  • Having difficulty in completing puzzle, playing with building blocks or arranging toys among toddler before the reading age. For older children, apparent difficulties in recognizing letters or numbers.
  • Facing difficulty or delayed in normal physical development such as walking, unable to pick up dropped objects, or for babies, lack of response to parent’s facial expressions.
  • Abnormal appearing eye movement which wonder and does not seem to fixate to any object. Or the eye appears shaky (nystagmus) or roving.
  • Having problem or difficulty playing with puzzle, building blocks or toys among toddlers. Difficulties recognizing numbers or letters for older children.
  • Having developmental delay resulting from in-born conditions such as Down’s Syndrome or Cerebral Palsy. Another risk group might come from children born prematurely, or through delivery with complications such as long labour and other problems which require prolong oxygenation.
  • Children with hearing impairment or those who have a family history of high refractive errors, squint or lazy eyes.
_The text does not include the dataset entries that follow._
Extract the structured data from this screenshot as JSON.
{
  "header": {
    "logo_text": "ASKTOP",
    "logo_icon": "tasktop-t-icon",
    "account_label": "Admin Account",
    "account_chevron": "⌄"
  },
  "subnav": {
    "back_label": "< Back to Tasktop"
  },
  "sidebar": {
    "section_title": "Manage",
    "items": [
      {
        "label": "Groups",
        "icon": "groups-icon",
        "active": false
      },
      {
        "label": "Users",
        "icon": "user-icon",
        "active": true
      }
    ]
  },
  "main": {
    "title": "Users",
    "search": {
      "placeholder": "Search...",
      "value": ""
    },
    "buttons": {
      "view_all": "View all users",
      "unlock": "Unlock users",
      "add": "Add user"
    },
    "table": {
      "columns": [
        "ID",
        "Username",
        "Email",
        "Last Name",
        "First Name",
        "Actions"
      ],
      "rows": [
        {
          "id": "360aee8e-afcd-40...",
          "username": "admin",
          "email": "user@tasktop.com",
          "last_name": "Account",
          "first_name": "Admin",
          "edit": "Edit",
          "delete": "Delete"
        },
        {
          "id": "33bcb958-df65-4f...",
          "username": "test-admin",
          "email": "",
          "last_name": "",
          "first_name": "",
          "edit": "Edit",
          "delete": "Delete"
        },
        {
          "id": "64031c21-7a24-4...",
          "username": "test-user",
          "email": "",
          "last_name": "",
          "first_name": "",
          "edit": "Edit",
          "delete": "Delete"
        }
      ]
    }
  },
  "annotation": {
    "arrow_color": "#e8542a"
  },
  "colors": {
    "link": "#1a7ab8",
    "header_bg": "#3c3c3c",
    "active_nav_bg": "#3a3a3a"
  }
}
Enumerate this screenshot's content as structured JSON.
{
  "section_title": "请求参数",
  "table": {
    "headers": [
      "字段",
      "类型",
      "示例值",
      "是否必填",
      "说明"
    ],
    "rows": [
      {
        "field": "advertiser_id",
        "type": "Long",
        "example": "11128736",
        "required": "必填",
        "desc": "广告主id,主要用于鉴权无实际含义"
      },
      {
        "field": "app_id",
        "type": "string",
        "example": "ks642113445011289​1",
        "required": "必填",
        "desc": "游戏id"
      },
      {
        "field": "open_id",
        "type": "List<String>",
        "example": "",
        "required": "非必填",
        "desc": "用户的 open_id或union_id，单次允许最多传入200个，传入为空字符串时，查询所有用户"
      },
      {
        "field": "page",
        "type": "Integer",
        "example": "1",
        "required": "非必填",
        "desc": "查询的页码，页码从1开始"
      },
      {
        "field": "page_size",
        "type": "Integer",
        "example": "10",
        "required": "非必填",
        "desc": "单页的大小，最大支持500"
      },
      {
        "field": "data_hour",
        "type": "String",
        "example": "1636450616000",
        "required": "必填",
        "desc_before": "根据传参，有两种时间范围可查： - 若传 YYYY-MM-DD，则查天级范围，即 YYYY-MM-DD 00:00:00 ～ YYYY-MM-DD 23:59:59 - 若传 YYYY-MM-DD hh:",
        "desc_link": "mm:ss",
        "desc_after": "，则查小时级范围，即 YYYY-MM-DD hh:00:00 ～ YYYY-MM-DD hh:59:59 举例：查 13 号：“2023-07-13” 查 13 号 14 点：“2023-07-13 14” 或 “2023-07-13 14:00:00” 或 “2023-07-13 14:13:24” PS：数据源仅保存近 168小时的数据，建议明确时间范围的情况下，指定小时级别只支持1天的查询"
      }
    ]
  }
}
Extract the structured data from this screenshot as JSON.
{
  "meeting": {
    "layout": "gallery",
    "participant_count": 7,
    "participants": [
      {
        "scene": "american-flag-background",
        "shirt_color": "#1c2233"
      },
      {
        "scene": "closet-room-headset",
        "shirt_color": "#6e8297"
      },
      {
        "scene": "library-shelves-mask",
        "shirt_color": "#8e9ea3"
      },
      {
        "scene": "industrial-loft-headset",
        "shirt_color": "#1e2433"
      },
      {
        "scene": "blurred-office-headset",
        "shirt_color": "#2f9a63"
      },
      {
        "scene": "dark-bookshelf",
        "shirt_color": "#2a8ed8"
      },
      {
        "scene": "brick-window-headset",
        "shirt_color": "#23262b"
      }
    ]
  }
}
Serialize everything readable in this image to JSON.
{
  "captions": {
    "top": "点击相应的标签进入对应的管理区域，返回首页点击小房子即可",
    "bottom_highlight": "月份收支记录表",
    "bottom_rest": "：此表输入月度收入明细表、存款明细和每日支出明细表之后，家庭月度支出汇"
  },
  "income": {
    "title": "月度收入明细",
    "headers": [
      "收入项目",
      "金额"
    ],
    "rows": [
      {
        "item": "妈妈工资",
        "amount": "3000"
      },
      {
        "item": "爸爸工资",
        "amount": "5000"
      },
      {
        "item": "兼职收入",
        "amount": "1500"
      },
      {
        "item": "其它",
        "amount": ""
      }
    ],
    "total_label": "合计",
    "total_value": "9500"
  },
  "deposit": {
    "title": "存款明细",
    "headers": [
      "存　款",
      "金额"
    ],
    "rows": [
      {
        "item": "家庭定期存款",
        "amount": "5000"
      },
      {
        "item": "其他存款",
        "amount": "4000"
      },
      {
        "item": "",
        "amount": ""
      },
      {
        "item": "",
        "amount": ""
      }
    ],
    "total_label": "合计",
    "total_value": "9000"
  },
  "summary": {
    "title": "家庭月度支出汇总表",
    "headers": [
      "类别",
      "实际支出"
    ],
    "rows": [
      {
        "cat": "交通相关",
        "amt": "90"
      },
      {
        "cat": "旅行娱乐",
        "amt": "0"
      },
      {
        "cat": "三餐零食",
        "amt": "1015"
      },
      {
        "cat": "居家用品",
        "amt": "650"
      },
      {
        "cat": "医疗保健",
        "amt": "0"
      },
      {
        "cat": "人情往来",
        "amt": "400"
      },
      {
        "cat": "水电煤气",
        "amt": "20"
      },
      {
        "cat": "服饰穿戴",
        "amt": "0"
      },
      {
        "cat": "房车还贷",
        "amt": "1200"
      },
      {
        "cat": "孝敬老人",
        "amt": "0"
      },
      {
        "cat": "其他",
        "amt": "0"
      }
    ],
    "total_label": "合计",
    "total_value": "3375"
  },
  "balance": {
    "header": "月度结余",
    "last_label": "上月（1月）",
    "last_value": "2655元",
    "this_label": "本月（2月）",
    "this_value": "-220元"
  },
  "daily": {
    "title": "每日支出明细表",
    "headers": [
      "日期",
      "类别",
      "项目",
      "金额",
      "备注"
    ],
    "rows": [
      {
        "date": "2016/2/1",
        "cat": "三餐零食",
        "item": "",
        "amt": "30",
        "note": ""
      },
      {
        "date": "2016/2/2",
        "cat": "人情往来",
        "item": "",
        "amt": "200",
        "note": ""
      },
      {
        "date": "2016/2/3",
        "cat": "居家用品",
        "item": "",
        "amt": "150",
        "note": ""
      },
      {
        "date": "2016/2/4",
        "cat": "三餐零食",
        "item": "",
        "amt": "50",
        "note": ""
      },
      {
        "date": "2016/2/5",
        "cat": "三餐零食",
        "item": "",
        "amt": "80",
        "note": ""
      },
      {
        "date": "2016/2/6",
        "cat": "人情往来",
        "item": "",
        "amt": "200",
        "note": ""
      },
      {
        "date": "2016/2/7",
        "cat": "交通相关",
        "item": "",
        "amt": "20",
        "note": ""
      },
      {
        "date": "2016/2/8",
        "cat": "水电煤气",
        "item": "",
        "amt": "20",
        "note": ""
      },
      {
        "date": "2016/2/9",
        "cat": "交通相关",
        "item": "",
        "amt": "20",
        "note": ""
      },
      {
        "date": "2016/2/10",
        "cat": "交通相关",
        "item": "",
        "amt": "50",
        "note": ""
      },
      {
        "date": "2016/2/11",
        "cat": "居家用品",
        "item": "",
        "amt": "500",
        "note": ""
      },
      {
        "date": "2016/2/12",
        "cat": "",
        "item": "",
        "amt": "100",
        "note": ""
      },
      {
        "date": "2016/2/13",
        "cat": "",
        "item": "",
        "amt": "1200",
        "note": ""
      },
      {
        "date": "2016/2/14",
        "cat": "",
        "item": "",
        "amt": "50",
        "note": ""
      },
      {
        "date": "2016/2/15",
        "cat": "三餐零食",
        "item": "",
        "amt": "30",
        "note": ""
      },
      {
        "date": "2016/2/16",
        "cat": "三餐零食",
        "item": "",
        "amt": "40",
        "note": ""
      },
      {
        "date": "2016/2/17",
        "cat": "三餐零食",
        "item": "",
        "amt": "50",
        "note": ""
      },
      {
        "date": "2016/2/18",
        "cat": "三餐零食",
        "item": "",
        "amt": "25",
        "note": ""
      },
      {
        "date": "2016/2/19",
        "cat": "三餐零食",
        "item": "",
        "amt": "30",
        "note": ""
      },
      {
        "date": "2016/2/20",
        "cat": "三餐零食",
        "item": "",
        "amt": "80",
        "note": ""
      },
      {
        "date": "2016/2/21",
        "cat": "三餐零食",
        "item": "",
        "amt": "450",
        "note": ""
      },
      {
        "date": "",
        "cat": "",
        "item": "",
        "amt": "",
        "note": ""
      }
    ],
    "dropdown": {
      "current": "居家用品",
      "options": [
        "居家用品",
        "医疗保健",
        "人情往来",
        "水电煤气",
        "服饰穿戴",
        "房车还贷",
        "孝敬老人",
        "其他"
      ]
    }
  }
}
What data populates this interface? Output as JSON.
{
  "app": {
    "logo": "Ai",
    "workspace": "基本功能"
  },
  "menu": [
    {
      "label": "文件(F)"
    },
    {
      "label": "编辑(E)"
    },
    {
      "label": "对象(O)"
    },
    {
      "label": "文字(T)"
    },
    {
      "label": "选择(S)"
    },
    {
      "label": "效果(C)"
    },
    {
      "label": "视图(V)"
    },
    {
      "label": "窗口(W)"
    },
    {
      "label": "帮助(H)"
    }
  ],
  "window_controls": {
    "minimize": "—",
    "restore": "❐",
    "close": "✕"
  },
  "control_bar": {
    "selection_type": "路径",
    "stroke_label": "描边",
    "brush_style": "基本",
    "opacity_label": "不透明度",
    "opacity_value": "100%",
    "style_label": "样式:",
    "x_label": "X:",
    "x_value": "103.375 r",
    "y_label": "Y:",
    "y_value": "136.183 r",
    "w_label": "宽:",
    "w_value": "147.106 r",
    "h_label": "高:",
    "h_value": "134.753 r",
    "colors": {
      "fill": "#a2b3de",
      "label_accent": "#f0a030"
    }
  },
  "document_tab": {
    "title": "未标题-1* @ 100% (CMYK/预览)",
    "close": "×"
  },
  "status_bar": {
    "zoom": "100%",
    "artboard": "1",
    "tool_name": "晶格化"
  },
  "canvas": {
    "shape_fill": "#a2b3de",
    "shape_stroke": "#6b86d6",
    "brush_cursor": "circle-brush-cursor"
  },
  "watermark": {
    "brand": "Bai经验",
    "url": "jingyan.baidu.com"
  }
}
Eye myth:

“My child will tell me if he can’t see well.”

If your child did not exhibit any of the symptoms above, it is encouraged to send them for a visual screening after they turn 4. The Malaysian Ministry of Health (MMH) also has a standardized eye screening program for children available in your local hospital.

Eye fact

“Most young children don’t always know they see differently than other children. They have nothing to compare with. Some even adapt abnormal posture for them to see the image clearly.”

What to expect when you get your kids eye checked? Wait for my next article to find out.

Dr Norazah Abdul Rahman is Consultant Ophthalmologist with over 17 years’ experience in public and private care, specialising in Paediatric Ophthalmology and Strabismus. She is currently practicing in Ara Damansara Medical Centre.